Our real idea of God may lie buried under the rubbish of conventional religious notions and may require an intelligent and vigorous search before it is finally unearthed and exposed for what it is. Only after an ordeal of painful self-probing are we likely to discover what we actually believe about God.
Too often, we try to put God in a box confining Him to our own understanding. We begin to feel like our prayers are necessary to let God know when and how He should act. We quit talking to Him about the little things because we’ve convinced ourselves that He’s too busy to deal with them.
God’s is Never Surprised
If we really thought about whether God could be busy, we’d find how humorous that notion is. How can an infinite, all powerful, all knowing God become busy? He can’t. Here’s something else to think about.
God has never been surprised by any of your actions, or my actions, or anyone’s actions. Before the foundation of the world, He knew every possible action that every person who would ever live on the earth would make in every possible scenario. This is how our free will and His perfect will coexist.
That means God created man knowing he would fall from grace, knowing that most would go to hell, and knowing that Jesus would have to die on the cross to redeem man. He knew what Hitler would do, whether that child who died would reject Him or accept Him, and that your loved one would die of cancer.
All Things Work Together, But For Who’s Good?
Knowing all of this, God still chose to create this earth and put us on it. I’ll be honest. I don’t why. It seems cruel that so many should perish. Paul writes this in Romans,
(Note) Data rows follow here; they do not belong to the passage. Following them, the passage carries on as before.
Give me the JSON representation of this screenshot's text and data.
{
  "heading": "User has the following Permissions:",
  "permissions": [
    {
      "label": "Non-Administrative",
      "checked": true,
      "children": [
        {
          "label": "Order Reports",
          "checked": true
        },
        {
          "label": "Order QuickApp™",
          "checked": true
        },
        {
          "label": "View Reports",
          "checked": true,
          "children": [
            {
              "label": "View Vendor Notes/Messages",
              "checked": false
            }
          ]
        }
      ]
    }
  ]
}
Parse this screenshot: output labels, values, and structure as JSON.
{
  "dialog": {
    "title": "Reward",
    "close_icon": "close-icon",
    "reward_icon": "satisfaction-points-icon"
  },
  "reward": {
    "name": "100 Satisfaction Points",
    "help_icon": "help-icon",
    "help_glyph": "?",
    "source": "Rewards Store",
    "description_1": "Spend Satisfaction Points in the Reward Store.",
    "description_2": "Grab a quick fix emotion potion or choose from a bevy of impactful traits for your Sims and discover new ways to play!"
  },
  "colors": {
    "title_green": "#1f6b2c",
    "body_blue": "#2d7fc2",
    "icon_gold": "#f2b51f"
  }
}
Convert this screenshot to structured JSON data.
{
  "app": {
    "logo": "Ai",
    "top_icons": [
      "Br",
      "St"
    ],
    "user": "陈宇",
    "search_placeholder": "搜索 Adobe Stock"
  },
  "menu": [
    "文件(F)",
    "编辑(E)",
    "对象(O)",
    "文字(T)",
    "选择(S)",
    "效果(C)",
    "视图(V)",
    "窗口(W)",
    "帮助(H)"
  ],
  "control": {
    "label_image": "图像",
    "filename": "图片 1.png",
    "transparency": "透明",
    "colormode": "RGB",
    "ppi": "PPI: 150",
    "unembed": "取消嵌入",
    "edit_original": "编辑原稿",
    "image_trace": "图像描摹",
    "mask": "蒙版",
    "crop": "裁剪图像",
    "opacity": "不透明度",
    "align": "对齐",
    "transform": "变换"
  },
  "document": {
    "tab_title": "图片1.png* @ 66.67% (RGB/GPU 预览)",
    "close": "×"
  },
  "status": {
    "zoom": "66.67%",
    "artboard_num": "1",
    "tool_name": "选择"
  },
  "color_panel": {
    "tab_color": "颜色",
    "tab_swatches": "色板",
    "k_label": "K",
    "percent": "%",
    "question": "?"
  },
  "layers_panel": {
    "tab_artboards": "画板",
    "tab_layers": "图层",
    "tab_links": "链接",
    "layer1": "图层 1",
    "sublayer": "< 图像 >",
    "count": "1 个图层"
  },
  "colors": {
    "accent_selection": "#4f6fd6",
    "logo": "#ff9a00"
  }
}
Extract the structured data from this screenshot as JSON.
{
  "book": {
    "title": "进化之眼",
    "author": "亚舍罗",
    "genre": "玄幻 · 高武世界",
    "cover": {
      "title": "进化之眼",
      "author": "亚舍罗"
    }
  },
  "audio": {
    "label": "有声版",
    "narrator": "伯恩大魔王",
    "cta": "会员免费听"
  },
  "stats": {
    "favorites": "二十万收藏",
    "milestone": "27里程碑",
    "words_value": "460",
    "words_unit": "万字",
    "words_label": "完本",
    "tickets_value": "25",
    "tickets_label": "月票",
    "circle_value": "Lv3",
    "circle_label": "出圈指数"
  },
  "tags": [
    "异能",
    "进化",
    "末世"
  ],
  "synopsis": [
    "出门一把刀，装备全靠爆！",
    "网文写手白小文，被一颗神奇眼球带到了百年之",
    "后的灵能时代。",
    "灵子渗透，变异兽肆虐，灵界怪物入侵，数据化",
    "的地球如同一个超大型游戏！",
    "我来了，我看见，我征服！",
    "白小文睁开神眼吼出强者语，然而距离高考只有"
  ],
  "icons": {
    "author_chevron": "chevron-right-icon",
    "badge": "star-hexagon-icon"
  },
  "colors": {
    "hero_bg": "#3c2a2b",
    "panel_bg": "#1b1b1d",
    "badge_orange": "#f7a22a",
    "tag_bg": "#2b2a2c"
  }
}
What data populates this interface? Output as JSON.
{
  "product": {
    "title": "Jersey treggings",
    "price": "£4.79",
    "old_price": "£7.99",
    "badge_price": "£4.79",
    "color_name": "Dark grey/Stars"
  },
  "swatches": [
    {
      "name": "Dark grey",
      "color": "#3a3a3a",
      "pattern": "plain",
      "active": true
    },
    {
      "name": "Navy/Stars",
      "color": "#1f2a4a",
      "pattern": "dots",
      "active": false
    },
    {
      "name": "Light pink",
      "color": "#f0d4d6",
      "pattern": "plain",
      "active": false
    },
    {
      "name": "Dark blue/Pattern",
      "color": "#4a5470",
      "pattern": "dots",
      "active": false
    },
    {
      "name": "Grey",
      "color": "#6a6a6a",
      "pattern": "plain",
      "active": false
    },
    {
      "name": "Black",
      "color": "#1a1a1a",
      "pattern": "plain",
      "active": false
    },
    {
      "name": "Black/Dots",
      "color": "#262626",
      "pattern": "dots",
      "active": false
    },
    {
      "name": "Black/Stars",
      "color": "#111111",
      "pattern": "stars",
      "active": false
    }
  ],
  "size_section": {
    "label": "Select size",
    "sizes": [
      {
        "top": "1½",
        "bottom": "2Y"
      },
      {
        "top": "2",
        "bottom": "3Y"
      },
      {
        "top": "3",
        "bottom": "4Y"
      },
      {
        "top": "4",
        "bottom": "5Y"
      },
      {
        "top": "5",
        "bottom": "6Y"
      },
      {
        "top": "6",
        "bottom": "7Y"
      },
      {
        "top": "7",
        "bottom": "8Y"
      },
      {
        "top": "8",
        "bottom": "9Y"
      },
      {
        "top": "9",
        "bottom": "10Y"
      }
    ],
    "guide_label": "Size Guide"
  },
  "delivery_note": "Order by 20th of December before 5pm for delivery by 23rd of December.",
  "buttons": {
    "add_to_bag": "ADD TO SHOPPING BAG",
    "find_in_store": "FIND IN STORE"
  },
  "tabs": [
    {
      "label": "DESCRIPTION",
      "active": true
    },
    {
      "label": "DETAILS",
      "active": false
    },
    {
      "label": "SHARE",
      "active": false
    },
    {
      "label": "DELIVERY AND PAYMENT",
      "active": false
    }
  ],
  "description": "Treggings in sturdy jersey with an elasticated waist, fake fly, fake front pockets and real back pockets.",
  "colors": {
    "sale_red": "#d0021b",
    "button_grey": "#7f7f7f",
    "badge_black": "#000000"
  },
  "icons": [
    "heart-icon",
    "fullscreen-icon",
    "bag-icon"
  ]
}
28And we know that all things work together for good to them that love God, to them who are the called according to his purpose. 29For whom he did foreknow, he also did predestinate to be conformed to the image of his Son, that he might be the firstborn among many brethren. 30Moreover whom he did predestinate, them he also called: and whom he called, them he also justified: and whom he justified, them he also glorified. – Romans 8:28-30
This doesn’t mean that God hand-picked which of us would be saved or not, but it does mean He knew who would choose Him. It’s to these people that all things work together for good. I thank God that I am one of these people.
Paul could pen these words with confidence, because he understood that God has already put every response, every reaction, everything needed to accomplish His will in place. Since we are still bound by time, we’re still experiencing His handiwork.